Occupational Hearing Loss (OHL) Worker Surveillance Data

May 2014
NIOSH Dataset SD-1001-2014-0

“Prevalence of Hearing Loss in the United States by Industry”

The dataset analyzed in our first published article, along with the article reference, abstract and description of data collection efforts, are available below.


Masterson EA, Tak S, Themann CL, Wall DK, Groenewold MR, Deddens JA, Calvert GA. (2013). Prevalence of hearing loss in the United States by industry. American Journal of Industrial Medicine, 56: 670-681


Background: Twenty-two million workers are exposed to hazardous noise in the United States. The purpose of this study is to estimate the prevalence of hearing loss among U.S. industries.
Methods: We examined 2000–2008 audiograms for male and female workers ages 18–65, who had higher occupational noise exposures than the general population. Prevalence and adjusted prevalence ratios (PRs) for hearing loss were estimated and compared across industries.
Results: In our sample, 18% of workers had hearing loss. When compared with the Couriers and Messengers industry sub-sector, workers employed in Mining (PR = 1.65, CI = 1.57–1.73), Wood Product Manufacturing (PR = 1.65, CL = 1.61– 1.70), Construction of Buildings (PR = 1.59, CI = 1.51–1.68), and Real Estate and Rental and Leasing (PR = 1.61, CL = 1.51–1.71) had higher risks for hearing loss.

Conclusions: Workers in the Mining, Manufacturing, and Construction industries need better engineering controls for noise and stronger hearing conservation strategies. More hearing loss research is also needed within traditional ‘‘low-risk’’ industries like Real Estate.

Data Collection Methods

De-identified audiometric data for male and female workers were collected from audiometric testing service providers and an occupational health clinic.

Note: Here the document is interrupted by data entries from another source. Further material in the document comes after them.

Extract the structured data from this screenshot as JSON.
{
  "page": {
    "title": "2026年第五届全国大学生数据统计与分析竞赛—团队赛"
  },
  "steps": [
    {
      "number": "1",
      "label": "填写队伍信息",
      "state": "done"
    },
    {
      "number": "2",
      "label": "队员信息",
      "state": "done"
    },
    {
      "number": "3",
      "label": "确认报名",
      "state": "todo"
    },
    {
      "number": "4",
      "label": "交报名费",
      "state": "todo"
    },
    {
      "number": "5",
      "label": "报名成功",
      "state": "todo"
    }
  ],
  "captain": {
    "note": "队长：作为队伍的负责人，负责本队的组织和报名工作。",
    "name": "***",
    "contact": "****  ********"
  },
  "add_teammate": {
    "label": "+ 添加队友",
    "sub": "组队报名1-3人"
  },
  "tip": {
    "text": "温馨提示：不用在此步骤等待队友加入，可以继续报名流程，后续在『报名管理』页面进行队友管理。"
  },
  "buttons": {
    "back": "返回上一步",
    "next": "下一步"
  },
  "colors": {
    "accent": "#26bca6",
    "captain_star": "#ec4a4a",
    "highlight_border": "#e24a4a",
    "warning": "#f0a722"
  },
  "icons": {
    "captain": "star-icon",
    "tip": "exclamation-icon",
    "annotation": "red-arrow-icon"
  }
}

NIOSH recruited these data providers to participate in the OHL Surveillance Project at conferences, via letter and e-mail, and over the phone.

In most or all cases, the audiograms were from workers who were exposed to hazardous noise levels on the job (≥85 dBA) and were tested to comply with government regulations or safety recommendations. The dataset for this paper included audiograms for the years 2000 through 2008. The industry for each audiogram was coded by either the data provider or NIOSH using the North American Industry Classification System (NAICS). A more detailed description of the study and data exclusions can be found in the published article.

Acknowledgement when Publishing Dataset Analyses

When a publication makes use of this dataset, acknowledgement of the development of the dataset should be attributed to the NIOSH Occupational Hearing Loss Surveillance Project, Division of Surveillance, Hazard Evaluations and Field Studies.


For further information, please contact Liz Masterson at OHLSurveillance@cdc.gov or (513) 841-4291.

Page last reviewed: July 5, 2017